So in no definite order. Here’s my six underrated Christmas show characters.
- The Narrators of the Rankin/Bass Animated Christmas TV Specials
Right off the bat, I throw a curve ball (a mixed baseball metaphor). This is a troop of characters, but they serve a similar purpose in all of the favorite Christmas shows children began watching in the mid ‘60s and continue doing so today.
From Rudolph the Red Nose Reindeer to Santa Claus is Coming to Town to Frosty the Snowman and beyond, all of these holiday favorites that were produced by Rankin/Bass Productions wouldn’t happen without a storyteller or a narrator beginning the show. And they all were voiced by celebrity actors of yesteryear.
Burl Ives played the snowman who told the story of Rudolph. Legendary screen star Fred Astaire gave us the history of Kris Kringle in Santa Claus is Coming to Town. Jimmy Durante kept us glued while we watched Frosty.
And there were others – Andy Griffith, Red Skelton, Greer Garson, Roger Miller and so on. You can’t have a story without a storyteller, and these actually told our favorites at Christmas time.
- Max, the Grinch’s dog
I felt sorry for Max. That Grinch definitely was a mean one, and nobody put up with his heart being two sizes too small than poor ol’ Max.
His wooden antlers were too heavy. He didn’t get to ride in the sleigh. Max even had to pull it all by himself with the Grinch cracking the whip on him.
But in the end, Cindy Loo Who offered him a piece of the roast beast, and all was well.
- Randy, the younger brother in A Christmas Story
There’s plenty of nominees from this holiday favorite. Flick getting his tongue stuck on the frozen flag pole, the “Old Man” and his leg lamp, even adult Ralphie doing the voiceover throughout the film is a prime candidate.
However, Randy’s laugh sticks out for me. It’s a perfect little brother laugh. Plus, the poor kid looks miserable after his mom makes him wear all that winter gear; he can’t even put his arms to his sides. And when he falls down in the snow when Scut Farkus terrorizes the gang, Randy’s garb doesn’t allow him to get back up.
He’s a perfect complement for the frequent funny film found often at Christmas time.
- Fred Gailey, Miracle on 34th Street
The name may not come immediately to mind.
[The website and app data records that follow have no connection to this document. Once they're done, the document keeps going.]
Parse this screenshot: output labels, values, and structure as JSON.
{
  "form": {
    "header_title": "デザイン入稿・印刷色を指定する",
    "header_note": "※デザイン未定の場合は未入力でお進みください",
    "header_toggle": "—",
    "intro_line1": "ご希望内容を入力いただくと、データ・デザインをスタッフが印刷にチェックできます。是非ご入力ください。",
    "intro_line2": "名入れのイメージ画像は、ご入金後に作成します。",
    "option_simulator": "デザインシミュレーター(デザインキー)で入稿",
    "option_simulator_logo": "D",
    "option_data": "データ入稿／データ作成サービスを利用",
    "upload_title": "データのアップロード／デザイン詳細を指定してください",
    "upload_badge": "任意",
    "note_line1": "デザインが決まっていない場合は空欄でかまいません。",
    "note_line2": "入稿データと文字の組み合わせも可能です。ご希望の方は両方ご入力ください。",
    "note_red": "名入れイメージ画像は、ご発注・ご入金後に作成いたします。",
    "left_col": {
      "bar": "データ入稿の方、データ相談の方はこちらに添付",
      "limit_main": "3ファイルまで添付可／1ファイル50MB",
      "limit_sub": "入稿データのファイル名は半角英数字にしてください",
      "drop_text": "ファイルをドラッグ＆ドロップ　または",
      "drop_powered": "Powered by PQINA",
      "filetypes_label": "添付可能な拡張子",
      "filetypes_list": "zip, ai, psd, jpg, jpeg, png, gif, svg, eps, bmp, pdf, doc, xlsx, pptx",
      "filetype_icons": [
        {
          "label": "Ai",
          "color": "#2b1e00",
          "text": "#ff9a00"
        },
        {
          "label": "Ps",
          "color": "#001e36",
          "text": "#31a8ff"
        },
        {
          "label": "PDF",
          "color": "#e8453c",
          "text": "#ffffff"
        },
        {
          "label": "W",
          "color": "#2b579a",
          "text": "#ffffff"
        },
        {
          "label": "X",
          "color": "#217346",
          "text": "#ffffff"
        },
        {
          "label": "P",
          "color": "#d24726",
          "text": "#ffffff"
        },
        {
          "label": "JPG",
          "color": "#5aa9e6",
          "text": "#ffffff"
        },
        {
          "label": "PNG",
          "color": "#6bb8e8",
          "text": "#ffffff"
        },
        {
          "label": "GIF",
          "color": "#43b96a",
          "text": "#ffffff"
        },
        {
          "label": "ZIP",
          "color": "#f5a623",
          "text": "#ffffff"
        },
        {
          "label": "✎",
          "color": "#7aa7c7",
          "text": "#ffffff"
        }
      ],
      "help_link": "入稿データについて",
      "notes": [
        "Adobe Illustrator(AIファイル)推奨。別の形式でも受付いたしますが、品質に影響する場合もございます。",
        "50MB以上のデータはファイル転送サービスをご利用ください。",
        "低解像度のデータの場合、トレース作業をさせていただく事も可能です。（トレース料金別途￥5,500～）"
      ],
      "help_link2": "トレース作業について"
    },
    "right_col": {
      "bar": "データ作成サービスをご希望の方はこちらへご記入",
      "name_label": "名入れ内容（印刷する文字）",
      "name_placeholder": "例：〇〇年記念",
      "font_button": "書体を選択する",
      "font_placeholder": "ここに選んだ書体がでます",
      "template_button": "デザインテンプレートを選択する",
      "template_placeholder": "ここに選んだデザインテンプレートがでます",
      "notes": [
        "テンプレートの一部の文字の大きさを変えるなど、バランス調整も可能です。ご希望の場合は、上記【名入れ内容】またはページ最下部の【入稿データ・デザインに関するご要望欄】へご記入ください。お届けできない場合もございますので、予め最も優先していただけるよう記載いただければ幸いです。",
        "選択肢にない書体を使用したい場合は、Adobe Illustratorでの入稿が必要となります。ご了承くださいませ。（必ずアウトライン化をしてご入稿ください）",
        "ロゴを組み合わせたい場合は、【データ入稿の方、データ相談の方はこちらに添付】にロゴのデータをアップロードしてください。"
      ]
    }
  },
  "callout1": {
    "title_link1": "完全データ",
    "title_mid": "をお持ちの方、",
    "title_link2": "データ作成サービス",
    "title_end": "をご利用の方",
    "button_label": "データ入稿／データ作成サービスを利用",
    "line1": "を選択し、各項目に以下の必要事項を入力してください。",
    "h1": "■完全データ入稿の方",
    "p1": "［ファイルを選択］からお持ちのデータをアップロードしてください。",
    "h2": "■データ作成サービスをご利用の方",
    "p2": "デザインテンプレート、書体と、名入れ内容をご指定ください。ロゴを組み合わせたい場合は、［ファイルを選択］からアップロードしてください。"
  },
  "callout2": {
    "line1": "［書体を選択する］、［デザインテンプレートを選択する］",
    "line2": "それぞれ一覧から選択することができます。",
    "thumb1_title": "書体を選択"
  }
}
Fred Gailey is the attorney neighbor who offers Kris Kringle to stay at his place in this classic favorite.
The story has fascinating twists, and it’s fun to watch how Kris passes the many tests to prove he is the real Santa Claus, but the plot takes an even higher stake when he goes on to a highly publicized trial, and Fred is there to represent Kris, pulling off an unbelievable victory.
- Clarence, It’s a Wonderful Life
Everybody loves George Bailey, and rightfully so. But when George is faced with the possibility of committing suicide, an unexpected character is there to save him in a rather unorthodox fashion.
Clarence is a welcoming sight at this point of the story. It’s a rather dark, stressful scenario that George experiences as he faces criminal charges and financial ruin. Clarence adds some comic relief while helping George understand how wonderful his life is. And it’s Clarence who provides the best line, written in the Tom Sawyer book that George finds among the pile of money, “No man is a failure who has friends.”
I conclude with the one who appears in the best scene of the best Christmas show ever. Linus is priceless. He may be Charlie Brown’s sidekick, but as the one who delivers the ultimate answer to Charlie Brown’s plea of wanting somebody to tell him what Christmas is all about, Linus is a superhero.
A Charlie Brown Christmas debuted 55 years ago, and even in a time of political correctness and discrediting Christianity, I am thankful this simple animated tale continues to be a light in the darkness, with Linus delivering the Good News.